Eventually, an agreement was arrived at between the parties, whereby the donee or his descendants would have no right to sell or mortgage the property. Under those circumstances, a Division Bench of that High Court held that the agreement amounted to a compromise, and not to a transfer and, consequently, the restrictions on alienation, contained in Section 10 of the Transfer of Property Act, would not be applicable.
(18) In view of all that has been said above, I see no reason to interfere with the decision of the learned District Judge, who has already modified the decree of the trial Court in this way that the declaration, granted by the trial Court, would merely save the rights of the plaintiff under the compromise, Ex. P-4. Learned counsel for the appellant contended that the declaration, as modified by the District Judge, was vague. I do not, however, agree. Reading the judgment of the learned District Judge as a whole, it is obvious what the rights of the plaintiff, under the compromise, are. It was not necessary to reproduce in the declaration the entire wording of the compromise.
(19) One other point was argued by Mr. Kashyap and that was that a declaration should not have been granted in favour of the plaintiff, since being entitled to ask for further relief, he has omitted to do so. Reliance was placed on the proviso to Section 42, Specific Relief Act.
Mr. Chhabil Das for the respondent pointed out that under the terms of the compromise, defendants 1 and 2 and after their death, their sons, if any, and failing such sons, their widows, could remain in possession of the land in question for the rest of their lives. Consequently, it was not open to the plaintiff to ask for possession of this land--Kashi Ram and Ruldu being alive.--I agree, under these circumstances, that the declaration was not barred by the proviso to Section 42, Specific Relief Act.
(20) It may not be, out of place, to point out that Kashi Ram, defendant No. 1, did not contest the suit, and defendant 2 Ruldu, while admitting the factum of the compromise, pleaded ignorance of its terms. Apparently, at the time the land was sold to Balak Ram, he was not informed of the compromise or its terms.

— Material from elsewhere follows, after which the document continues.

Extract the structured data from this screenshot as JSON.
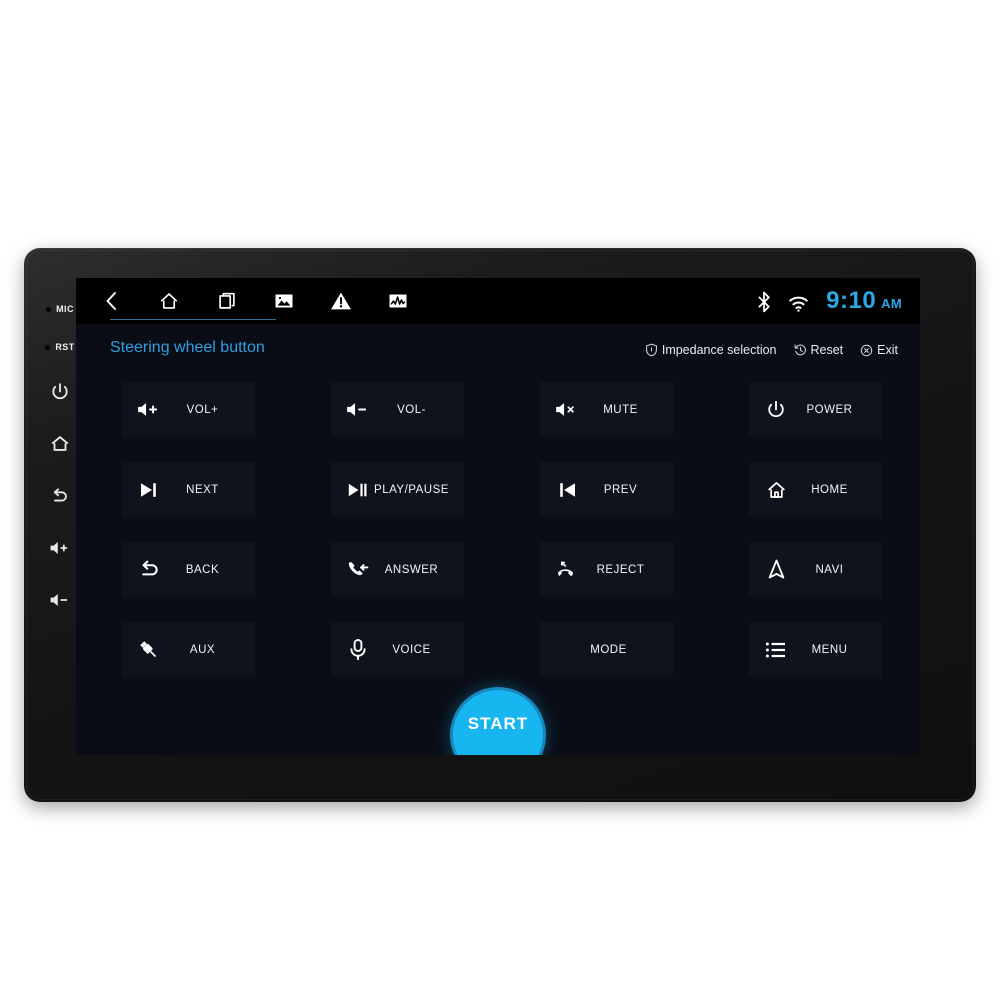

(21) For above reasons, I see no force in this appeal.
(22) This second appeal is dismissed with costs, payable to the contesting respondent (Surat Ram, respondent No. 1).